Narendra Modi At Madison Square Garden
From: Roger Noah [Email him]
There are several news stories about the visit of the Indian Prime Minister, Narendra Modi. However, this one caught my eye.
Prime Minister Narendra Modi’s reception at Madison Square Garden is a way of thanking the Indian-American community members who played a big part in his electronic campaign and election funding. It is a powerful message to U.S. President Barack Obama and the U.S. administration ahead of his meetings in Washington.
“Mr. Obama is a democratic man. When he sees the response of the crowds here, how can he not understand the popularity of a man, who like him, has come up the hard way?” explains BJP leader Ram Madhav, who has been a key organiser of Mr. Modi’s events in the U.S.
The other message is that the political clout of the Indian-American community that has rallied around Mr. Modi in large numbers can no longer be ignored. At 2.8 million, they may number just 1% of the U.S. population, but they are the most educated and richest minority, according to a Pew survey in 2013. Indian diaspora makes mark in foreign policy, The Hindu, September 29, 2014
What appalled me was the cavalier attitude towards using political influence to serve the interests of a foreign country.
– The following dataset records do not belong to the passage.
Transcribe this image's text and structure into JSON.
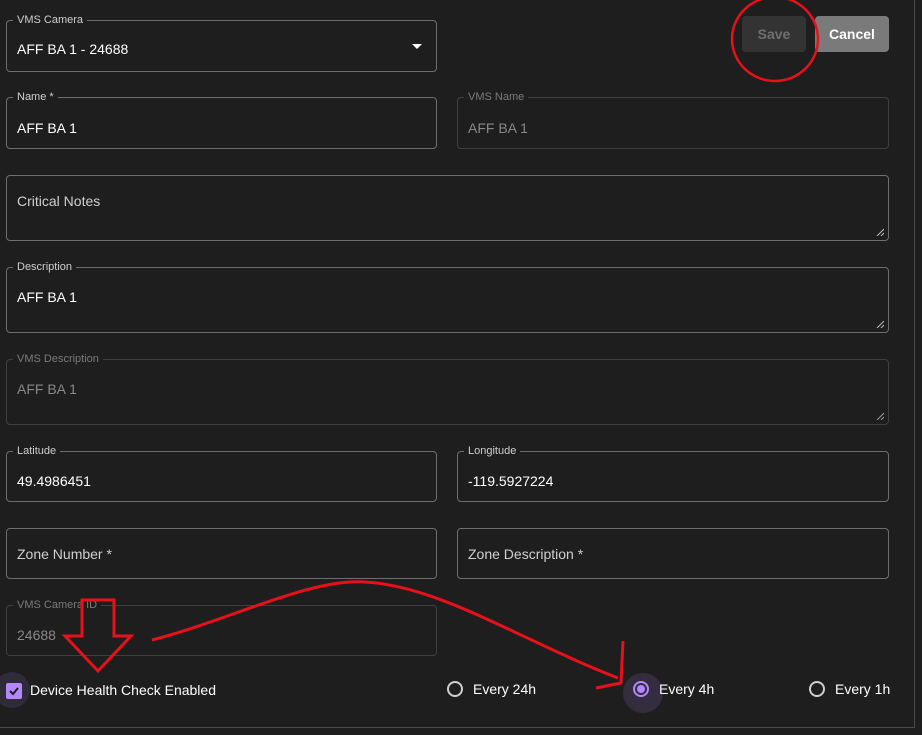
{
  "actions": {
    "save_label": "Save",
    "cancel_label": "Cancel"
  },
  "fields": {
    "vms_camera": {
      "label": "VMS Camera",
      "value": "AFF BA 1 - 24688"
    },
    "name": {
      "label": "Name *",
      "value": "AFF BA 1"
    },
    "vms_name": {
      "label": "VMS Name",
      "value": "AFF BA 1"
    },
    "critical_notes": {
      "placeholder": "Critical Notes"
    },
    "description": {
      "label": "Description",
      "value": "AFF BA 1"
    },
    "vms_description": {
      "label": "VMS Description",
      "value": "AFF BA 1"
    },
    "latitude": {
      "label": "Latitude",
      "value": "49.4986451"
    },
    "longitude": {
      "label": "Longitude",
      "value": "-119.5927224"
    },
    "zone_number": {
      "placeholder": "Zone Number *"
    },
    "zone_description": {
      "placeholder": "Zone Description *"
    },
    "vms_camera_id": {
      "label": "VMS Camera ID",
      "value": "24688"
    }
  },
  "health_check": {
    "label": "Device Health Check Enabled",
    "checked": true,
    "intervals": [
      {
        "label": "Every 24h",
        "selected": false
      },
      {
        "label": "Every 4h",
        "selected": true
      },
      {
        "label": "Every 1h",
        "selected": false
      }
    ]
  },
  "colors": {
    "background": "#1e1e1e",
    "accent": "#b388ff",
    "annotation": "#e8101a",
    "border": "#6e6e6e",
    "disabled_text": "#888888"
  }
}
Right now, there are no significant discrepancies between the USA's geopolitical interests and India's, but there are definitely economic conflicts of interest. The Indian elite seems to see the USA as a cow to be milked to the fullest, while keeping the cow's owners (the American ruling elite) pleased. Think in term of IT job outsourcing.
Another article says
"Referring to the ageing people across the world, Modi said that India is blessed with the youngest population and the largest workforce in the world. India can supply the workforce to the world," he said, suggesting that India should export its trained teachers and nurses across the world."
One would have hoped that the Indian-American community with all of its bragged-about education and wealth, would have identified first with the land that nurtures them, i.e. the USA and would have been true American patriots first with America's interests foremost in their minds. After all, the well-being of their descendants is here and not there.
James Fulford writes: Apparently the Indian Diaspora is working it both ways—influencing elections in their native country from America, and influencing American politics on behalf of India. I wrote about the potential problems of of the Indian Diaspora over ten years ago.